> _STORED DATA_
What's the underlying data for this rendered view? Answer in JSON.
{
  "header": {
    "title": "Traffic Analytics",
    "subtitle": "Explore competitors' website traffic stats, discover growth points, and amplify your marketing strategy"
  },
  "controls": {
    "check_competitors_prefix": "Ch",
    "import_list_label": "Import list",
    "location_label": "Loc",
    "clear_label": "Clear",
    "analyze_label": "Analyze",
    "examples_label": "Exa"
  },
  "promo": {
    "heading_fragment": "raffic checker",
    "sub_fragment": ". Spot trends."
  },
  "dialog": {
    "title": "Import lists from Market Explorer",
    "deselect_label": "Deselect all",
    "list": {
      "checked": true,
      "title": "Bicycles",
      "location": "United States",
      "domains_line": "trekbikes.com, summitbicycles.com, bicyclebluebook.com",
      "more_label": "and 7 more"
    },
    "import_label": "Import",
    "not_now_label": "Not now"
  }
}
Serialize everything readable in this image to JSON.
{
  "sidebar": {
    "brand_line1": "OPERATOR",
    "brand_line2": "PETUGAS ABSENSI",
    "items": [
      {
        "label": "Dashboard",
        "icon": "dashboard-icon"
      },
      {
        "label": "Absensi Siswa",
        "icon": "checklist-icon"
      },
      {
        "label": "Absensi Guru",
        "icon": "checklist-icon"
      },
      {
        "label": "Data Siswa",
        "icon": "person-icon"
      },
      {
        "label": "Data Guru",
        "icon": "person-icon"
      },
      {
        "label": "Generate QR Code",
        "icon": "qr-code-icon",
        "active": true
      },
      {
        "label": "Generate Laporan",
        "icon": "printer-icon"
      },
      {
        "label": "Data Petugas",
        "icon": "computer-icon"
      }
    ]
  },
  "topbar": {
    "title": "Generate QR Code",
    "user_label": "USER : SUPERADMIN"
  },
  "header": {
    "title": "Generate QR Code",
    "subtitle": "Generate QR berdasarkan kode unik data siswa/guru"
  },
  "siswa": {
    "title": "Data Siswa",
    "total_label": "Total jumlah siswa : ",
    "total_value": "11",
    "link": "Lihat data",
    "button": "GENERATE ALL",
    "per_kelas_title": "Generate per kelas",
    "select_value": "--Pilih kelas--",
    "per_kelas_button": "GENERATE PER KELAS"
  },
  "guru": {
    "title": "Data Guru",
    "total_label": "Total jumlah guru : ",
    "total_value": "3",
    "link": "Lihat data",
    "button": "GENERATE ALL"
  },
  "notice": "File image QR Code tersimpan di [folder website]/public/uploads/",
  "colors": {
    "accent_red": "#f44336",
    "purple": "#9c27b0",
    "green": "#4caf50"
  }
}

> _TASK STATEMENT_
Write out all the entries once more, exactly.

> _SOLUTION TO THIS EXERCISE_
What's the underlying data for this rendered view? Answer in JSON.
{
  "header": {
    "title": "Traffic Analytics",
    "subtitle": "Explore competitors' website traffic stats, discover growth points, and amplify your marketing strategy"
  },
  "controls": {
    "check_competitors_prefix": "Ch",
    "import_list_label": "Import list",
    "location_label": "Loc",
    "clear_label": "Clear",
    "analyze_label": "Analyze",
    "examples_label": "Exa"
  },
  "promo": {
    "heading_fragment": "raffic checker",
    "sub_fragment": ". Spot trends."
  },
  "dialog": {
    "title": "Import lists from Market Explorer",
    "deselect_label": "Deselect all",
    "list": {
      "checked": true,
      "title": "Bicycles",
      "location": "United States",
      "domains_line": "trekbikes.com, summitbicycles.com, bicyclebluebook.com",
      "more_label": "and 7 more"
    },
    "import_label": "Import",
    "not_now_label": "Not now"
  }
}
Serialize everything readable in this image to JSON.
{
  "sidebar": {
    "brand_line1": "OPERATOR",
    "brand_line2": "PETUGAS ABSENSI",
    "items": [
      {
        "label": "Dashboard",
        "icon": "dashboard-icon"
      },
      {
        "label": "Absensi Siswa",
        "icon": "checklist-icon"
      },
      {
        "label": "Absensi Guru",
        "icon": "checklist-icon"
      },
      {
        "label": "Data Siswa",
        "icon": "person-icon"
      },
      {
        "label": "Data Guru",
        "icon": "person-icon"
      },
      {
        "label": "Generate QR Code",
        "icon": "qr-code-icon",
        "active": true
      },
      {
        "label": "Generate Laporan",
        "icon": "printer-icon"
      },
      {
        "label": "Data Petugas",
        "icon": "computer-icon"
      }
    ]
  },
  "topbar": {
    "title": "Generate QR Code",
    "user_label": "USER : SUPERADMIN"
  },
  "header": {
    "title": "Generate QR Code",
    "subtitle": "Generate QR berdasarkan kode unik data siswa/guru"
  },
  "siswa": {
    "title": "Data Siswa",
    "total_label": "Total jumlah siswa : ",
    "total_value": "11",
    "link": "Lihat data",
    "button": "GENERATE ALL",
    "per_kelas_title": "Generate per kelas",
    "select_value": "--Pilih kelas--",
    "per_kelas_button": "GENERATE PER KELAS"
  },
  "guru": {
    "title": "Data Guru",
    "total_label": "Total jumlah guru : ",
    "total_value": "3",
    "link": "Lihat data",
    "button": "GENERATE ALL"
  },
  "notice": "File image QR Code tersimpan di [folder website]/public/uploads/",
  "colors": {
    "accent_red": "#f44336",
    "purple": "#9c27b0",
    "green": "#4caf50"
  }
}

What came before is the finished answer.